#### [WHAT IS REQUIRED]
The answer must be every line of the data that holds the word "text".

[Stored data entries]
______________________________

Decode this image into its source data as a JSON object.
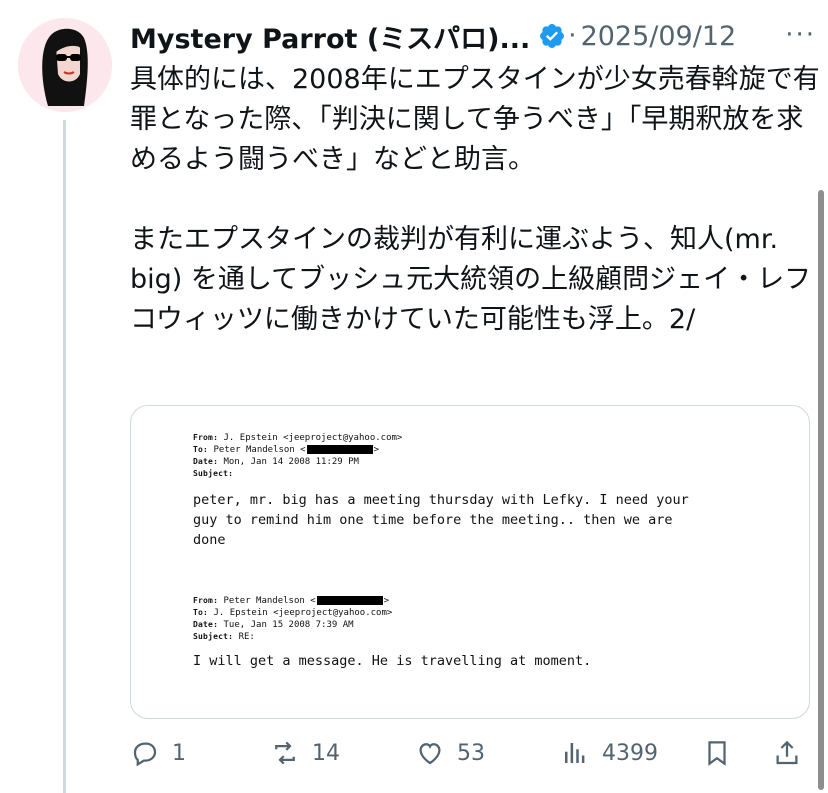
{
  "post": {
    "author_name": "Mystery Parrot (ミスパロ)...",
    "separator": "·",
    "date": "2025/09/12",
    "more_label": "···",
    "text": "具体的には、2008年にエプスタインが少女売春斡旋で有罪となった際、「判決に関して争うべき」「早期釈放を求めるよう闘うべき」などと助言。\n\nまたエプスタインの裁判が有利に運ぶよう、知人(mr. big) を通してブッシュ元大統領の上級顧問ジェイ・レフコウィッツに働きかけていた可能性も浮上。2/"
  },
  "email1": {
    "from_label": "From:",
    "from_value": "J. Epstein <jeeproject@yahoo.com>",
    "to_label": "To:",
    "to_value": "Peter Mandelson <",
    "to_suffix": ">",
    "date_label": "Date:",
    "date_value": "Mon, Jan 14 2008 11:29 PM",
    "subject_label": "Subject:",
    "subject_value": "",
    "body": "peter, mr. big has a meeting thursday with Lefky. I need your\nguy to remind him one time before the meeting.. then we are\ndone"
  },
  "email2": {
    "from_label": "From:",
    "from_value": "Peter Mandelson <",
    "from_suffix": ">",
    "to_label": "To:",
    "to_value": "J. Epstein <jeeproject@yahoo.com>",
    "date_label": "Date:",
    "date_value": "Tue, Jan 15 2008 7:39 AM",
    "subject_label": "Subject:",
    "subject_value": "RE:",
    "body": "I will get a message. He is travelling at moment."
  },
  "actions": {
    "replies": "1",
    "reposts": "14",
    "likes": "53",
    "views": "4399"
  },
  "colors": {
    "verified_blue": "#1d9bf0",
    "muted": "#536471",
    "border": "#cfd9de"
  },
  "icons": [
    "avatar-illustration",
    "verified-badge-icon",
    "more-icon",
    "reply-icon",
    "repost-icon",
    "like-icon",
    "views-icon",
    "bookmark-icon",
    "share-icon"
  ]
}
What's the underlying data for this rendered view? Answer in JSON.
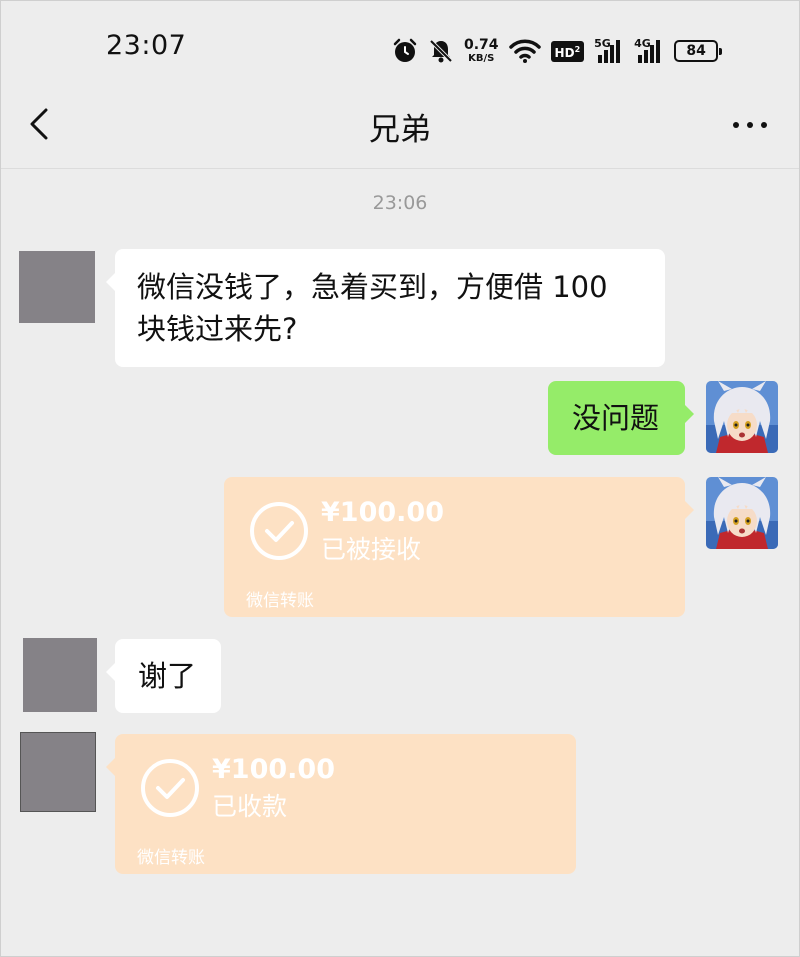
{
  "status_bar": {
    "time": "23:07",
    "net_speed_value": "0.74",
    "net_speed_unit": "KB/S",
    "hd_label": "HD",
    "hd_sub": "2",
    "sim1_gen": "5G",
    "sim2_gen": "4G",
    "battery": "84"
  },
  "nav": {
    "title": "兄弟"
  },
  "chat": {
    "timestamp": "23:06",
    "messages": [
      {
        "text": "微信没钱了，急着买到，方便借 100 块钱过来先?"
      },
      {
        "text": "没问题"
      },
      {
        "text": "谢了"
      }
    ],
    "transfers": [
      {
        "amount": "¥100.00",
        "status": "已被接收",
        "footer": "微信转账"
      },
      {
        "amount": "¥100.00",
        "status": "已收款",
        "footer": "微信转账"
      }
    ]
  },
  "colors": {
    "background": "#ededed",
    "bubble_out": "#95ec69",
    "bubble_in": "#ffffff",
    "transfer_done": "#fde1c4",
    "avatar_placeholder": "#858287"
  },
  "icons": [
    "alarm-icon",
    "mute-bell-icon",
    "wifi-icon",
    "signal-icon",
    "battery-icon",
    "back-chevron-icon",
    "more-icon",
    "check-circle-icon"
  ]
}
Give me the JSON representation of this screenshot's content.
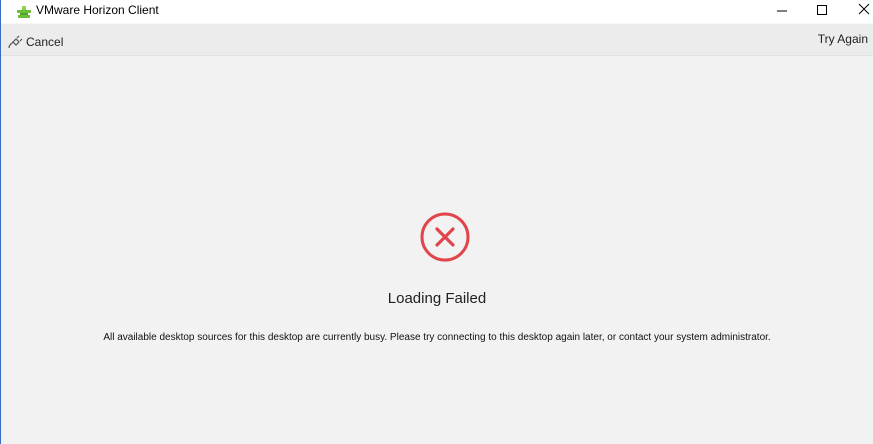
{
  "window": {
    "title": "VMware Horizon Client",
    "controls": [
      "minimize-icon",
      "maximize-icon",
      "close-icon"
    ]
  },
  "toolbar": {
    "cancel_label": "Cancel",
    "try_again_label": "Try Again"
  },
  "status": {
    "heading": "Loading Failed",
    "message": "All available desktop sources for this desktop are currently busy. Please try connecting to this desktop again later, or contact your system administrator.",
    "icon": "error-x-circle-icon"
  },
  "colors": {
    "error_red": "#e0454b",
    "app_icon_green": "#6cbf3b",
    "window_border": "#3b6cc4"
  }
}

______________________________

#### [ANSWER FOR THIS EXERCISE]
    "text": "具体的には、2008年にエプスタインが少女売春斡旋で有罪となった際、「判決に関して争うべき」「早期釈放を求めるよう闘うべき」などと助言。\n\nまたエプスタインの裁判が有利に運ぶよう、知人(mr. big) を通してブッシュ元大統領の上級顧問ジェイ・レフコウィッツに働きかけていた可能性も浮上。2/"
        "text": "微信没钱了，急着买到，方便借 100 块钱过来先?"
        "text": "没问题"
        "text": "谢了"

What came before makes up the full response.